◆ Stored data entries ◆
====================

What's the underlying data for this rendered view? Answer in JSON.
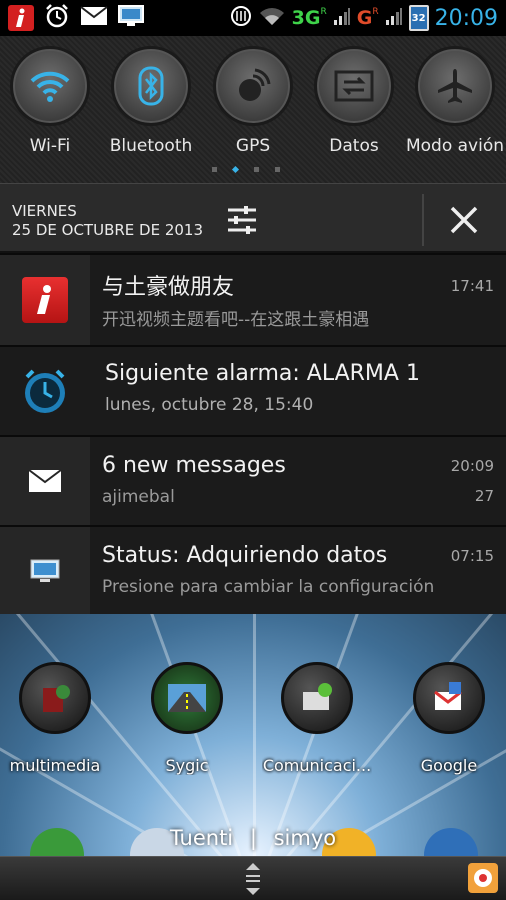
{
  "status_bar": {
    "network_1": "3G",
    "network_1_marker": "R",
    "network_2": "G",
    "network_2_marker": "R",
    "battery_level": "32",
    "time": "20:09",
    "icons": [
      "info-app-icon",
      "alarm-clock-icon",
      "email-icon",
      "monitor-icon",
      "sync-icon",
      "wifi-icon",
      "signal-icon",
      "battery-icon"
    ]
  },
  "quick_settings": {
    "toggles": [
      {
        "label": "Wi-Fi",
        "icon": "wifi-icon"
      },
      {
        "label": "Bluetooth",
        "icon": "bluetooth-icon"
      },
      {
        "label": "GPS",
        "icon": "gps-icon"
      },
      {
        "label": "Datos",
        "icon": "data-transfer-icon"
      },
      {
        "label": "Modo avión",
        "icon": "airplane-icon"
      }
    ],
    "active_page": 2,
    "page_count": 4
  },
  "date_bar": {
    "day": "VIERNES",
    "date": "25 DE OCTUBRE DE 2013"
  },
  "notifications": [
    {
      "title": "与土豪做朋友",
      "subtitle": "开迅视频主题看吧--在这跟土豪相遇",
      "time": "17:41",
      "icon": "info-app-icon"
    },
    {
      "title": "Siguiente alarma: ALARMA 1",
      "subtitle": "lunes, octubre 28, 15:40",
      "time": "",
      "icon": "alarm-clock-icon"
    },
    {
      "title": "6 new messages",
      "subtitle": "ajimebal",
      "time": "20:09",
      "count": "27",
      "icon": "email-icon"
    },
    {
      "title": "Status: Adquiriendo datos",
      "subtitle": "Presione para cambiar la configuración",
      "time": "07:15",
      "icon": "monitor-icon"
    }
  ],
  "home_screen": {
    "apps": [
      {
        "label": "multimedia"
      },
      {
        "label": "Sygic"
      },
      {
        "label": "Comunicaci..."
      },
      {
        "label": "Google"
      }
    ],
    "carrier_1": "Tuenti",
    "carrier_separator": "|",
    "carrier_2": "simyo"
  },
  "colors": {
    "accent": "#38b3e8",
    "network_green": "#3fd34a",
    "notification_bg": "#1b1b1b",
    "toggle_active": "#38b3e8"
  }
}
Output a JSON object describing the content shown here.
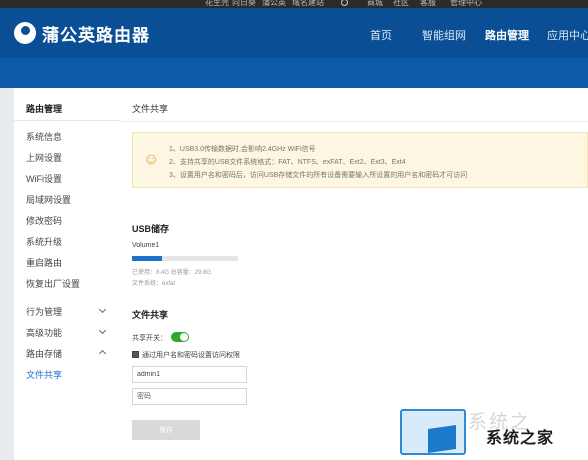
{
  "topbar": {
    "links": [
      "花生壳",
      "向日葵",
      "蒲公英",
      "域名建站",
      "商城",
      "社区",
      "客服",
      "管理中心"
    ]
  },
  "header": {
    "brand": "蒲公英路由器",
    "nav": [
      "首页",
      "智能组网",
      "路由管理",
      "应用中心"
    ],
    "active_nav": "路由管理"
  },
  "sidebar": {
    "title": "路由管理",
    "items": [
      "系统信息",
      "上网设置",
      "WiFi设置",
      "局域网设置",
      "修改密码",
      "系统升级",
      "重启路由",
      "恢复出厂设置"
    ],
    "groups": [
      {
        "label": "行为管理",
        "expanded": false
      },
      {
        "label": "高级功能",
        "expanded": false
      },
      {
        "label": "路由存储",
        "expanded": true
      }
    ],
    "active_item": "文件共享"
  },
  "main": {
    "title": "文件共享",
    "tips": [
      "1、USB3.0传输数据时,会影响2.4GHz WiFi信号",
      "2、支持共享的USB文件系统格式：FAT、NTFS、exFAT、Ext2、Ext3、Ext4",
      "3、设置用户名和密码后，访问USB存储文件的所有设备需要输入所设置的用户名和密码才可访问"
    ],
    "usb": {
      "section_title": "USB储存",
      "volume": "Volume1",
      "usage": "已使用：8.4G 总容量：29.8G",
      "used_fraction": 0.28,
      "filesystem": "文件系统：exfat"
    },
    "share": {
      "section_title": "文件共享",
      "toggle_label": "共享开关：",
      "toggle_on": true,
      "checkbox_label": "通过用户名和密码设置访问权限",
      "checkbox_checked": true,
      "username": "admin1",
      "password_placeholder": "密码",
      "save_label": "保存"
    }
  },
  "watermark": {
    "text": "系统之家"
  },
  "colors": {
    "header_bg": "#0a4f96",
    "accent": "#1a73c8",
    "toggle_on": "#2ea82e",
    "tips_bg": "#fdf7e1"
  }
}
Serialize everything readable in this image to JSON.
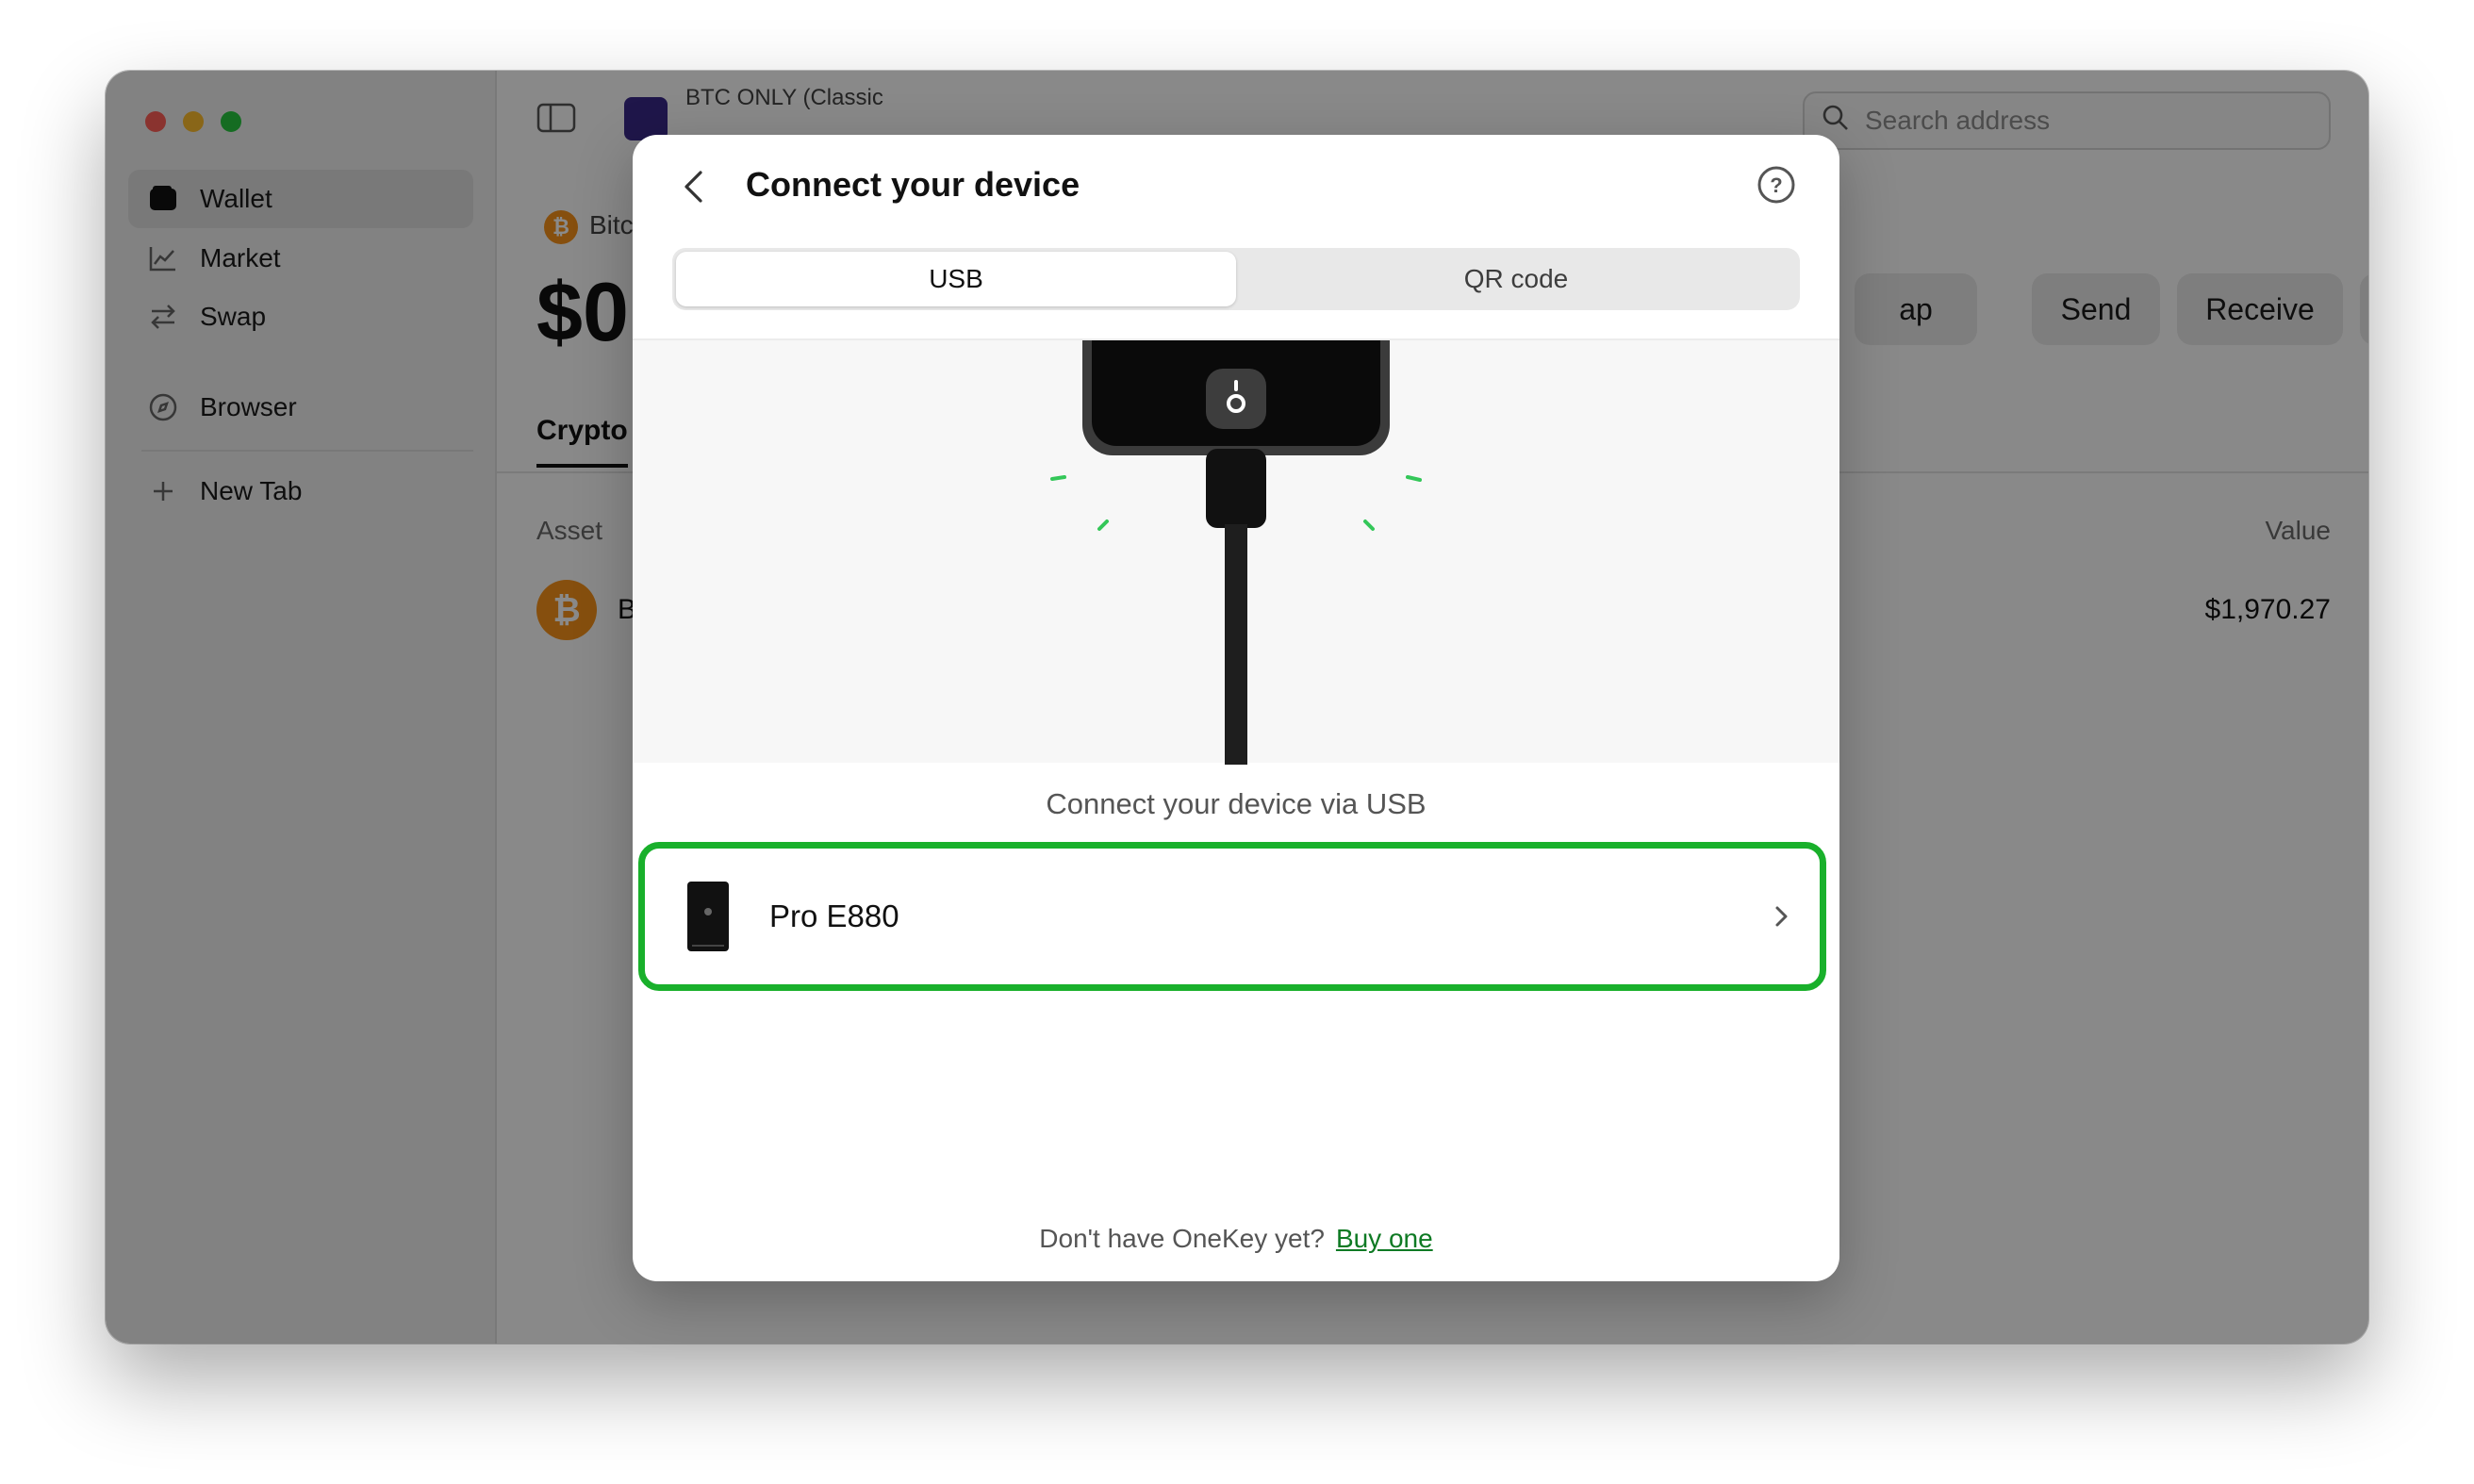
{
  "sidebar": {
    "items": [
      {
        "label": "Wallet"
      },
      {
        "label": "Market"
      },
      {
        "label": "Swap"
      },
      {
        "label": "Browser"
      },
      {
        "label": "New Tab"
      }
    ]
  },
  "header": {
    "tab_title": "BTC ONLY (Classic",
    "search_placeholder": "Search address"
  },
  "wallet": {
    "network": "Bitc",
    "balance": "$0",
    "actions": {
      "swap": "ap",
      "send": "Send",
      "receive": "Receive",
      "more": "···"
    },
    "tab_crypto": "Crypto",
    "col_asset": "Asset",
    "col_value": "Value",
    "row_asset": "B",
    "row_value": "$1,970.27"
  },
  "modal": {
    "title": "Connect your device",
    "segments": [
      "USB",
      "QR code"
    ],
    "selected_segment": "USB",
    "caption": "Connect your device via USB",
    "device_name": "Pro E880",
    "footer_text": "Don't have OneKey yet?",
    "footer_link": "Buy one"
  },
  "colors": {
    "highlight": "#19b02b",
    "accent_link": "#0f7a24",
    "btc": "#f7931a"
  },
  "icons": [
    "wallet-icon",
    "market-icon",
    "swap-icon",
    "browser-icon",
    "plus-icon",
    "sidebar-toggle-icon",
    "search-icon",
    "back-icon",
    "help-icon",
    "device-icon",
    "chevron-right-icon"
  ]
}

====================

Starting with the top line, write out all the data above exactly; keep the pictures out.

◆ Task solution ◆
What's the underlying data for this rendered view? Answer in JSON.
{
  "status_bar": {
    "network_1": "3G",
    "network_1_marker": "R",
    "network_2": "G",
    "network_2_marker": "R",
    "battery_level": "32",
    "time": "20:09",
    "icons": [
      "info-app-icon",
      "alarm-clock-icon",
      "email-icon",
      "monitor-icon",
      "sync-icon",
      "wifi-icon",
      "signal-icon",
      "battery-icon"
    ]
  },
  "quick_settings": {
    "toggles": [
      {
        "label": "Wi-Fi",
        "icon": "wifi-icon"
      },
      {
        "label": "Bluetooth",
        "icon": "bluetooth-icon"
      },
      {
        "label": "GPS",
        "icon": "gps-icon"
      },
      {
        "label": "Datos",
        "icon": "data-transfer-icon"
      },
      {
        "label": "Modo avión",
        "icon": "airplane-icon"
      }
    ],
    "active_page": 2,
    "page_count": 4
  },
  "date_bar": {
    "day": "VIERNES",
    "date": "25 DE OCTUBRE DE 2013"
  },
  "notifications": [
    {
      "title": "与土豪做朋友",
      "subtitle": "开迅视频主题看吧--在这跟土豪相遇",
      "time": "17:41",
      "icon": "info-app-icon"
    },
    {
      "title": "Siguiente alarma: ALARMA 1",
      "subtitle": "lunes, octubre 28, 15:40",
      "time": "",
      "icon": "alarm-clock-icon"
    },
    {
      "title": "6 new messages",
      "subtitle": "ajimebal",
      "time": "20:09",
      "count": "27",
      "icon": "email-icon"
    },
    {
      "title": "Status: Adquiriendo datos",
      "subtitle": "Presione para cambiar la configuración",
      "time": "07:15",
      "icon": "monitor-icon"
    }
  ],
  "home_screen": {
    "apps": [
      {
        "label": "multimedia"
      },
      {
        "label": "Sygic"
      },
      {
        "label": "Comunicaci..."
      },
      {
        "label": "Google"
      }
    ],
    "carrier_1": "Tuenti",
    "carrier_separator": "|",
    "carrier_2": "simyo"
  },
  "colors": {
    "accent": "#38b3e8",
    "network_green": "#3fd34a",
    "notification_bg": "#1b1b1b",
    "toggle_active": "#38b3e8"
  }
}
Output a JSON object describing the content shown here.
{
  "topbar": {
    "links": [
      "花生壳",
      "向日葵",
      "蒲公英",
      "域名建站",
      "商城",
      "社区",
      "客服",
      "管理中心"
    ]
  },
  "header": {
    "brand": "蒲公英路由器",
    "nav": [
      "首页",
      "智能组网",
      "路由管理",
      "应用中心"
    ],
    "active_nav": "路由管理"
  },
  "sidebar": {
    "title": "路由管理",
    "items": [
      "系统信息",
      "上网设置",
      "WiFi设置",
      "局域网设置",
      "修改密码",
      "系统升级",
      "重启路由",
      "恢复出厂设置"
    ],
    "groups": [
      {
        "label": "行为管理",
        "expanded": false
      },
      {
        "label": "高级功能",
        "expanded": false
      },
      {
        "label": "路由存储",
        "expanded": true
      }
    ],
    "active_item": "文件共享"
  },
  "main": {
    "title": "文件共享",
    "tips": [
      "1、USB3.0传输数据时,会影响2.4GHz WiFi信号",
      "2、支持共享的USB文件系统格式：FAT、NTFS、exFAT、Ext2、Ext3、Ext4",
      "3、设置用户名和密码后，访问USB存储文件的所有设备需要输入所设置的用户名和密码才可访问"
    ],
    "usb": {
      "section_title": "USB储存",
      "volume": "Volume1",
      "usage": "已使用：8.4G 总容量：29.8G",
      "used_fraction": 0.28,
      "filesystem": "文件系统：exfat"
    },
    "share": {
      "section_title": "文件共享",
      "toggle_label": "共享开关：",
      "toggle_on": true,
      "checkbox_label": "通过用户名和密码设置访问权限",
      "checkbox_checked": true,
      "username": "admin1",
      "password_placeholder": "密码",
      "save_label": "保存"
    }
  },
  "watermark": {
    "text": "系统之家"
  },
  "colors": {
    "header_bg": "#0a4f96",
    "accent": "#1a73c8",
    "toggle_on": "#2ea82e",
    "tips_bg": "#fdf7e1"
  }
}
Serialize everything readable in this image to JSON.
{
  "sidebar": {
    "items": [
      {
        "label": "Wallet"
      },
      {
        "label": "Market"
      },
      {
        "label": "Swap"
      },
      {
        "label": "Browser"
      },
      {
        "label": "New Tab"
      }
    ]
  },
  "header": {
    "tab_title": "BTC ONLY (Classic",
    "search_placeholder": "Search address"
  },
  "wallet": {
    "network": "Bitc",
    "balance": "$0",
    "actions": {
      "swap": "ap",
      "send": "Send",
      "receive": "Receive",
      "more": "···"
    },
    "tab_crypto": "Crypto",
    "col_asset": "Asset",
    "col_value": "Value",
    "row_asset": "B",
    "row_value": "$1,970.27"
  },
  "modal": {
    "title": "Connect your device",
    "segments": [
      "USB",
      "QR code"
    ],
    "selected_segment": "USB",
    "caption": "Connect your device via USB",
    "device_name": "Pro E880",
    "footer_text": "Don't have OneKey yet?",
    "footer_link": "Buy one"
  },
  "colors": {
    "highlight": "#19b02b",
    "accent_link": "#0f7a24",
    "btc": "#f7931a"
  },
  "icons": [
    "wallet-icon",
    "market-icon",
    "swap-icon",
    "browser-icon",
    "plus-icon",
    "sidebar-toggle-icon",
    "search-icon",
    "back-icon",
    "help-icon",
    "device-icon",
    "chevron-right-icon"
  ]
}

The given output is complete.